====== INFORMATION SUPPLIED ======

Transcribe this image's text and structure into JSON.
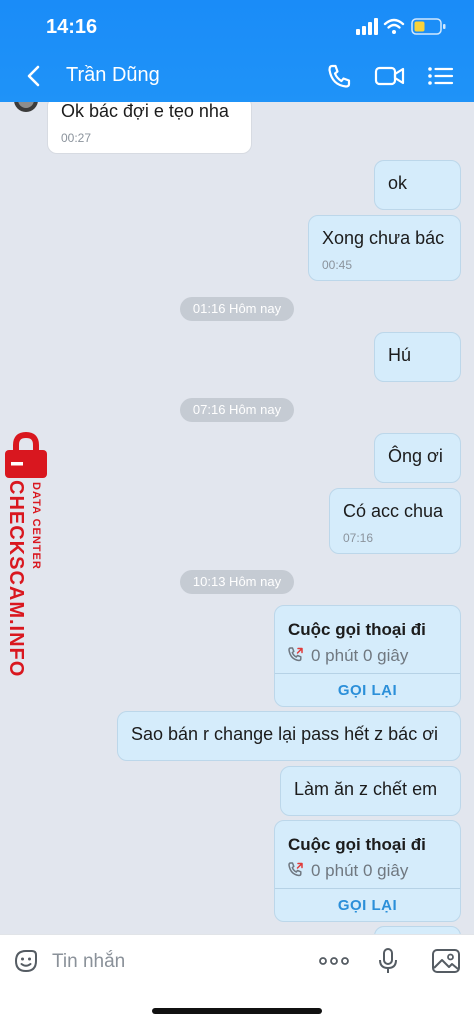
{
  "status_bar": {
    "time": "14:16"
  },
  "header": {
    "title": "Trần Dũng"
  },
  "chat": {
    "top_message": {
      "text": "Ok bác đợi e tẹo nha",
      "time": "00:27"
    },
    "messages": [
      {
        "text": "ok"
      },
      {
        "text": "Xong chưa bác",
        "time": "00:45"
      },
      {
        "text": "Hú"
      },
      {
        "text": "Ông ơi"
      },
      {
        "text": "Có acc chua",
        "time": "07:16"
      },
      {
        "text": "Sao bán r change lại pass hết z bác ơi"
      },
      {
        "text": "Làm ăn z chết em"
      }
    ],
    "separators": [
      "01:16 Hôm nay",
      "07:16 Hôm nay",
      "10:13 Hôm nay"
    ],
    "calls": [
      {
        "title": "Cuộc gọi thoại đi",
        "duration": "0 phút 0 giây",
        "action": "GỌI LẠI"
      },
      {
        "title": "Cuộc gọi thoại đi",
        "duration": "0 phút 0 giây",
        "action": "GỌI LẠI"
      }
    ]
  },
  "watermark": {
    "text": "CHECKSCAM.INFO",
    "sub": "DATA CENTER"
  },
  "composer": {
    "placeholder": "Tin nhắn"
  },
  "colors": {
    "header": "#1a8cf8",
    "outgoing_bubble": "#d5ecfb",
    "incoming_bubble": "#ffffff",
    "background": "#e2e6ee",
    "watermark": "#d9171f"
  }
}
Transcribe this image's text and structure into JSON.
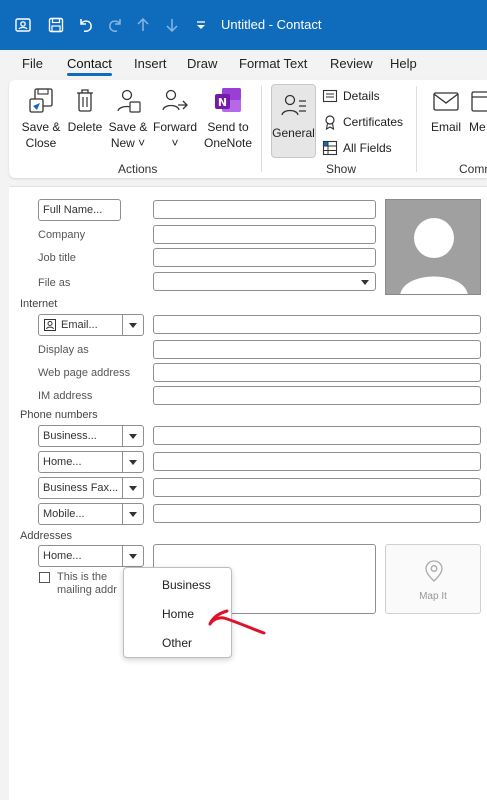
{
  "window": {
    "title": "Untitled  -  Contact"
  },
  "menu": {
    "tabs": [
      "File",
      "Contact",
      "Insert",
      "Draw",
      "Format Text",
      "Review",
      "Help"
    ],
    "active": "Contact"
  },
  "ribbon": {
    "actions": {
      "save_close": [
        "Save &",
        "Close"
      ],
      "delete": "Delete",
      "save_new": [
        "Save &",
        "New ˅"
      ],
      "forward": [
        "Forward",
        "˅"
      ],
      "send_onenote": [
        "Send to",
        "OneNote"
      ],
      "label": "Actions"
    },
    "show": {
      "general": "General",
      "details": "Details",
      "certificates": "Certificates",
      "all_fields": "All Fields",
      "label": "Show"
    },
    "comm": {
      "email": "Email",
      "more": "Me",
      "label": "Comm"
    }
  },
  "form": {
    "full_name_button": "Full Name...",
    "company": "Company",
    "job_title": "Job title",
    "file_as": "File as",
    "internet_section": "Internet",
    "email_dropdown": "Email...",
    "display_as": "Display as",
    "web_page": "Web page address",
    "im_address": "IM address",
    "phone_section": "Phone numbers",
    "phone_business": "Business...",
    "phone_home": "Home...",
    "phone_business_fax": "Business Fax...",
    "phone_mobile": "Mobile...",
    "addresses_section": "Addresses",
    "address_type": "Home...",
    "mailing_line1": "This is the",
    "mailing_line2": "mailing addr",
    "map_it": "Map It"
  },
  "popup": {
    "options": [
      "Business",
      "Home",
      "Other"
    ]
  },
  "colors": {
    "accent": "#0f6cbd",
    "annotation": "#e0102a"
  }
}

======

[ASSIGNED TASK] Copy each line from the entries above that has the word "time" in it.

[WRITTEN REPLY]
    "time": "14:16"
      "time": "00:27"
        "time": "00:45"
        "time": "07:16"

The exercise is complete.